What is technology about? Well obviously that question can have several answers, none of which would be incorrect, but at its heart it’s there as a whole to solve problems. To make our lives easier than they would be if we were sat around a camp fire sharpening spears and grunting at one another, right?

Well somewhere along the way a lot of that essence was lost, and ever since we’ve been having products that are more or less clones of the last generation being forced upon us from various vendors and very little innovation.

According to reports, though, Google is going back to those roots at its top secret projects lab, mysteriously named Google X. This lab is said to be where the likes of Larry Page and Sergey Brin work on all sorts of weird and wonderful things that could help transform the way we live our lives. The exact location of Google X is obviously unknown to us mere mortals, but according to the reports in the New York Times, it’s somewhere in the San Francisco Bay Area.

[email protected]

It is reported that many of the ideas being concocted are a part of the [email protected] project that was announced already this year, with the intention of making objects around your house a lot smarter and more connected to the Internet and subsequently one another. For example, at Google’s I/O conference this year, the company already announced a web-connected light bulb that can transmit data to your Android phone.

Obviously that’s quite a relatively small project, barely justifying a top-secret location to work on it, but on the other extremity, it’s said they’re also working on robots that can help you around the house or the office, doing the tasks that you quite simply don’t want to. It’s all about making your life or your work easier through the use of technology, and its also about making their jobs easier, too, as its further reported that they could possibly use robots to photograph the streets for Google Maps, so humans don’t have to.

“We want to think of every appliance in your home as a potential I/O device,” said Google’s Joe Britt. so for example your oven or your fridge could transmit data to your smartphone telling you when you’re low on food, or your dinner is cooked to perfection. Or even order your shopping online for you based on the contents of your fridge.

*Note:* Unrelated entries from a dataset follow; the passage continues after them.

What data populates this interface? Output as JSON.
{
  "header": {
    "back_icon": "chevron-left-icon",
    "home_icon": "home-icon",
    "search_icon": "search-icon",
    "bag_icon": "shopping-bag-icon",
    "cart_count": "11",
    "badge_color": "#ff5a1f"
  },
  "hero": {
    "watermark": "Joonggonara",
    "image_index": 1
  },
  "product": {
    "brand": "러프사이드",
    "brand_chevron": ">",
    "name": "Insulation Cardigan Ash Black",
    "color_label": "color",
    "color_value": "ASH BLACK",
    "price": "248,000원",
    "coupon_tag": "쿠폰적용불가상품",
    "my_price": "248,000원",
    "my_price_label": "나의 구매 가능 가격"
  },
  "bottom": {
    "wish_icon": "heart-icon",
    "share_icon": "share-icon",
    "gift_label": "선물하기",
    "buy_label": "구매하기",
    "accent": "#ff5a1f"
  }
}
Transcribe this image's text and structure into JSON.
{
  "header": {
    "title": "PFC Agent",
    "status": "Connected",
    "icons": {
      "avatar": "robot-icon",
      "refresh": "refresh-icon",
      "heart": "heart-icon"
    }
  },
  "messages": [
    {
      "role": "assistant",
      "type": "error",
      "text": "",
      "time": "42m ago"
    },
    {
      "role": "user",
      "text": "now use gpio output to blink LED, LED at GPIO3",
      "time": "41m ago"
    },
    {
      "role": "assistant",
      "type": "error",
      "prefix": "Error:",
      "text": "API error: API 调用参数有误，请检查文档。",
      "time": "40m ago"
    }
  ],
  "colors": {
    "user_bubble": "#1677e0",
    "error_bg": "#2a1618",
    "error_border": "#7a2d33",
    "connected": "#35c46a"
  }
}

Power of Technology

“I just feel like people aren’t working enough on impactful things. People are really afraid of failure on things, and so it’s hard for them to do ambitious stuff. And also, they don’t realize the power of technological solutions to things, especially computers.”

That’s a quote from Google co-founder Larry Page in Steven Levy’s book on the company, ‘In the Plex’, and effectively it goes back to what I was saying at the start that the power of technology is completely under-utilised, and on a little personal side rant, I’m actually quite fed of up multi-billion dollar companies churning out second rate products that guarantee them decent profit margins and sustainability, but not actually allowing us to do anything more with them than we could before.

A little bump in the spec of a PC doesn’t drastically change the way we use them. Yes we might be able to render videos or convert audio a little faster, or play the latest video games for about a week before a new one comes out. In effect, the innovation has been left solely down to the software companies like Apple, Google and Microsoft, but in reality it needs a combination of both to be the most innovative. Tablets haven’t really proved the next step in computing hardware, just an intermediary.

Final Thoughts
So maybe Google has the answer in this Android @ Home project, and whatever else is going on at the mysterious Google X lab in California. And the talk is that one of these products will be released this year, though that could well just be the lightbulb I mentioned earlier. What we need is a drastic change in the interaction and form of our technology, such as robots or driverless cars safe and retailing, before we can call it proper innovation in computers and technology.